  • The telematics data we are gathering has allowed for more efficient deployment and management of vehicles, safer and more energy-efficient driver behaviour and reduced fuel and maintenance costs, while also extending the life of Hydro One vehicles. These baseline results can contribute to clearer objectives and targets around fleet emissions.
  • Our Fleet Services were active throughout 2017. The team reduced the number of fleet vehicles, introduced a new hybrid bucket truck and began conversations regarding fleet electrification.

Key Programs & Initiatives

Governance and accountability for climate change adaptation and mitigation begins with the Board of Directors, which is accountable for climate-related issues within the organization. In 2017, the Health, Safety, Environment and Indigenous Peoples (HSEIP) Committee of the Board of Directors requested an in-depth review of current best practices related to climate change, with a goal of strengthening Hydro One’s governance framework and practices. A number of actions have been recommended to align Hydro One with industry leading practices in this area.

In 2018 and beyond, we plan to:

  • Develop more clearly defined accountabilities for managing climate change, along with a policy and strategy that identifies key actions to mitigate and adapt to the impacts of climate change;
  • Enhance disclosure reporting of climate change adaptation and mitigation measures, with a goal of continuous improvement; and
  • Continue to strengthen our methodologies for gathering baseline data and measuring emissions, in order to create an emissions benchmark and identify emerging risks.

Through these and other initiatives, we will continue to take steps to adapt to and mitigate climate change risks as we move toward a low-carbon future.

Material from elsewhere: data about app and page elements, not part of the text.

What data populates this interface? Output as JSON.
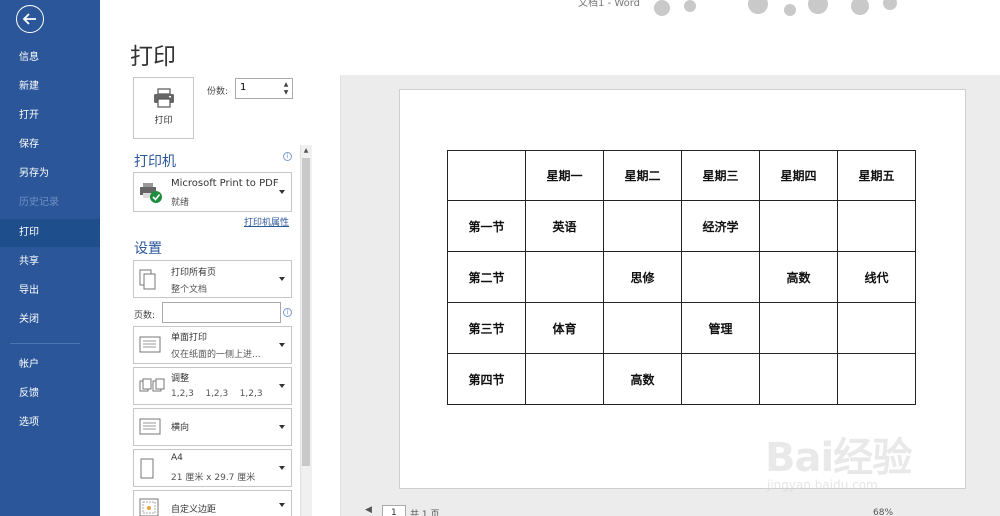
{
  "app": {
    "doc_title": "文档1 - Word"
  },
  "sidebar": {
    "items": [
      {
        "label": "信息"
      },
      {
        "label": "新建"
      },
      {
        "label": "打开"
      },
      {
        "label": "保存"
      },
      {
        "label": "另存为"
      },
      {
        "label": "历史记录"
      },
      {
        "label": "打印"
      },
      {
        "label": "共享"
      },
      {
        "label": "导出"
      },
      {
        "label": "关闭"
      },
      {
        "label": "帐户"
      },
      {
        "label": "反馈"
      },
      {
        "label": "选项"
      }
    ],
    "active": "打印",
    "disabled": "历史记录"
  },
  "print": {
    "heading": "打印",
    "button_label": "打印",
    "copies_label": "份数:",
    "copies_value": "1"
  },
  "printer": {
    "section_title": "打印机",
    "name": "Microsoft Print to PDF",
    "status": "就绪",
    "properties_link": "打印机属性"
  },
  "settings": {
    "section_title": "设置",
    "range": {
      "main": "打印所有页",
      "sub": "整个文档"
    },
    "pages_label": "页数:",
    "pages_value": "",
    "sides": {
      "main": "单面打印",
      "sub": "仅在纸面的一侧上进..."
    },
    "collate": {
      "main": "调整",
      "sub": "1,2,3    1,2,3    1,2,3"
    },
    "orientation": {
      "main": "横向"
    },
    "paper": {
      "main": "A4",
      "sub": "21 厘米 x 29.7 厘米"
    },
    "margins": {
      "main": "自定义边距"
    }
  },
  "preview": {
    "table": {
      "rows": [
        [
          "",
          "星期一",
          "星期二",
          "星期三",
          "星期四",
          "星期五"
        ],
        [
          "第一节",
          "英语",
          "",
          "经济学",
          "",
          ""
        ],
        [
          "第二节",
          "",
          "思修",
          "",
          "高数",
          "线代"
        ],
        [
          "第三节",
          "体育",
          "",
          "管理",
          "",
          ""
        ],
        [
          "第四节",
          "",
          "高数",
          "",
          "",
          ""
        ]
      ]
    },
    "page_number": "1",
    "page_total": "共 1 页",
    "zoom": "68%"
  },
  "watermark": {
    "text": "Bai经验",
    "sub": "jingyan.baidu.com"
  },
  "colors": {
    "sidebar": "#2b579a",
    "accent": "#2b579a",
    "active_item": "#1e4e8c"
  }
}
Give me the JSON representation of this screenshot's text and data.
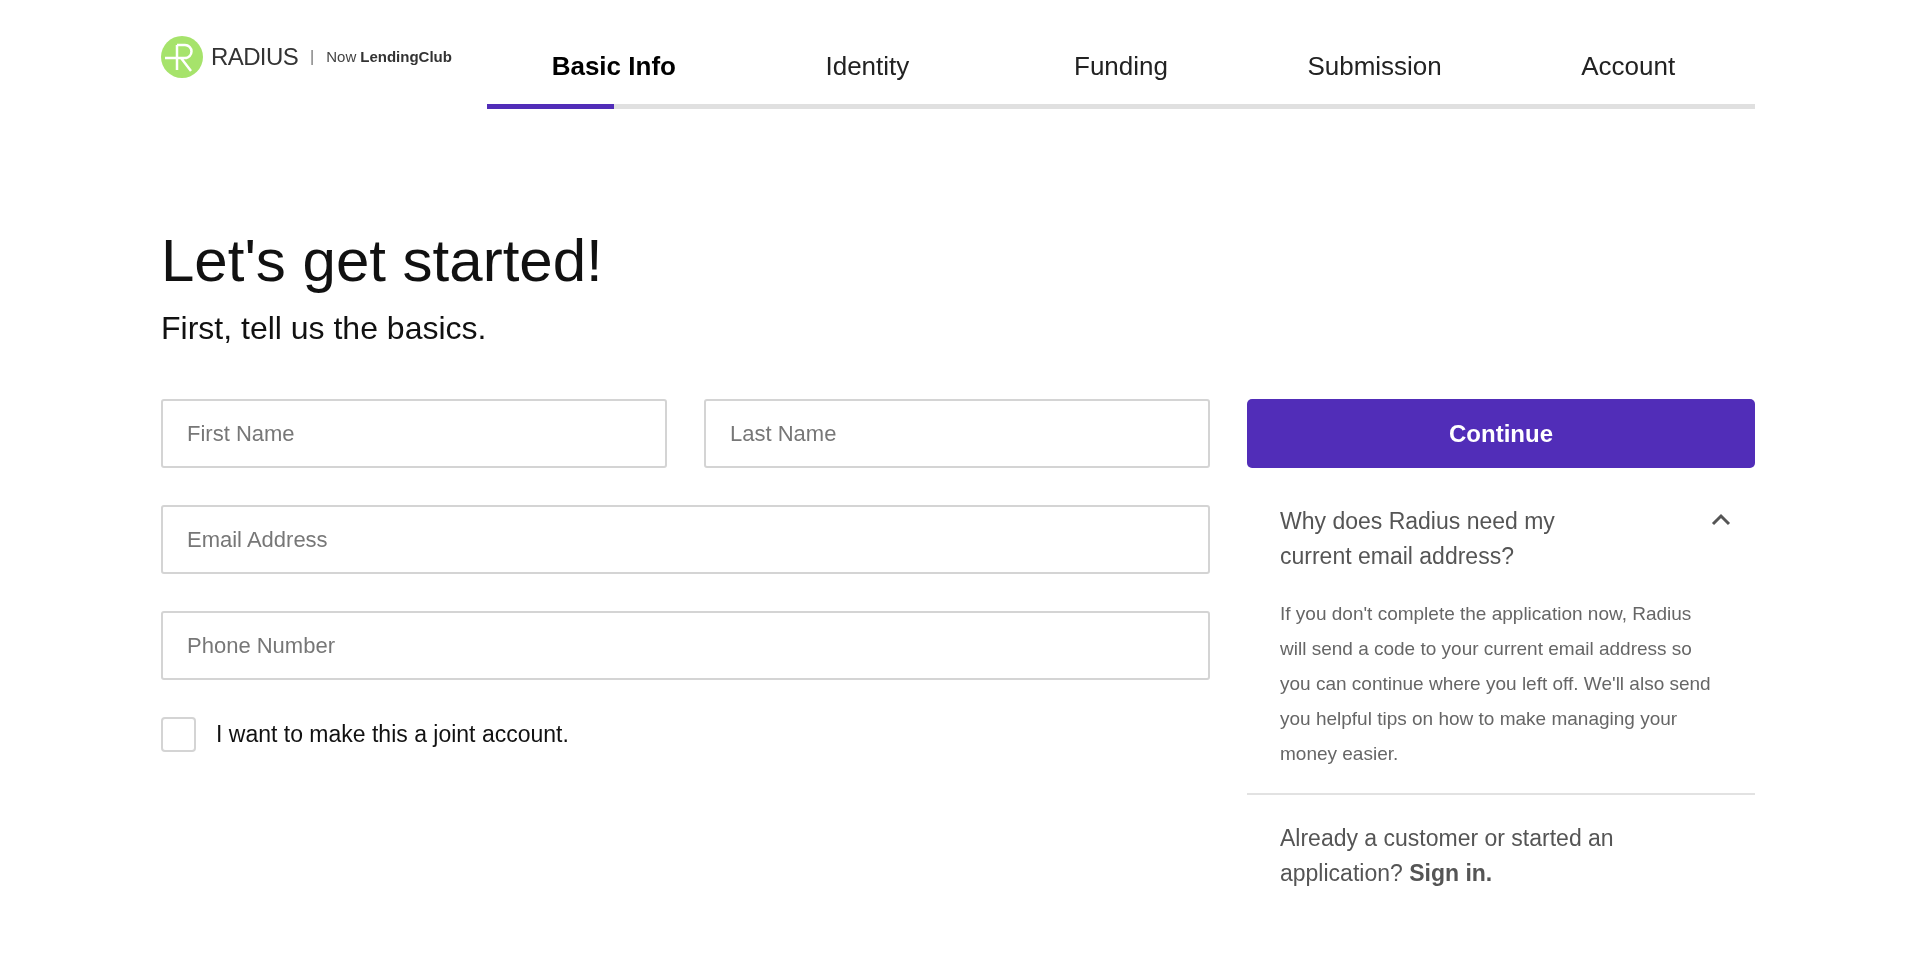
{
  "header": {
    "brand": "RADIUS",
    "separator": "|",
    "tagline_prefix": "Now",
    "tagline_brand": "LendingClub"
  },
  "steps": [
    {
      "label": "Basic Info",
      "selected": true
    },
    {
      "label": "Identity",
      "selected": false
    },
    {
      "label": "Funding",
      "selected": false
    },
    {
      "label": "Submission",
      "selected": false
    },
    {
      "label": "Account",
      "selected": false
    }
  ],
  "progress": {
    "level": 0.1
  },
  "title": "Let's get started!",
  "subtitle": "First, tell us the basics.",
  "form": {
    "fields": [
      {
        "placeholder": "First Name"
      },
      {
        "placeholder": "Last Name"
      },
      {
        "placeholder": "Email Address"
      },
      {
        "placeholder": "Phone Number"
      }
    ],
    "joint_account": {
      "label": "I want to make this a joint account.",
      "checked": false
    }
  },
  "continue_button": "Continue",
  "faq": {
    "question": "Why does Radius need my current email address?",
    "expanded": true,
    "answer": "If you don't complete the application now, Radius will send a code to your current email address so you can continue where you left off. We'll also send you helpful tips on how to make managing your money easier."
  },
  "sign_in": {
    "text": "Already a customer or started an application?",
    "link": "Sign in."
  }
}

1. Hydro One follows the GHG protocol under ISO 14064-1:2006; Ontario Ministry of Environment and Climate Change Guideline for Greenhouse Gas Emissions Reporting; and the SF6 Emission Estimation and Reporting Protocol for Electric Utilities (2008). Emission Factors used are from Canada’s National Inventory Report 1990-2015. Te Global Warming Potential (GWP) used is the Ontario standard for the Cap and Trade Program. While Management estimates that the uncertainty range for Scope 1 emissions is less than 5% which is consistent with Ontario Regulation 143/16: Quantification, Reporting and Verication of Greenhouse Gas Emissions, Hydro One continues to improve its GHG emissions estimation procedures and training for staff inputting data. 2. 2015 data does not include Scope 1 natural gas emissions. In 2016, Scope 1 natural gas emissions were the result of natural gas heating off site and totalled 4,138 tonnes in 2016 and 3,356 tonnes in 2017.
About this Report

Hydro One’s 2017 Corporate Social Responsibility (CSR) Report updates the progress we made during the past year to advance our health, safety, environmental and social performance. Our report is organized around Hydro One’s five strategic CSR pillars: customers come first, using resources responsibly, people and potential, powering economies, and building a grid 
for the future. It also describes our performance under the Canadian Electricity Association’s (CEA’s) Sustainable Electricity™ Program, which promotes the integration of CSR in business decision-making and pursues leading practices in continuous improvement.

As our CSR strategy and reporting program continue to evolve in support of Hydro One’s business strategy, we will review further opportunities to align our reporting with the internationally recognized Sustainability Reporting Standards, developed by the Global Reporting Initiative (GRI).

The information in this report reflects our performance from January 1, 2017 to December 31, 2017 and covers our Canadian operations. This CSR report is limited to Hydro One Limited (referred to as “Hydro One” throughout this report). All dollar amounts are in Canadian dollars. The scope of the report excludes Hydro One Remote Communities Inc. and Hydro One Telecom Inc.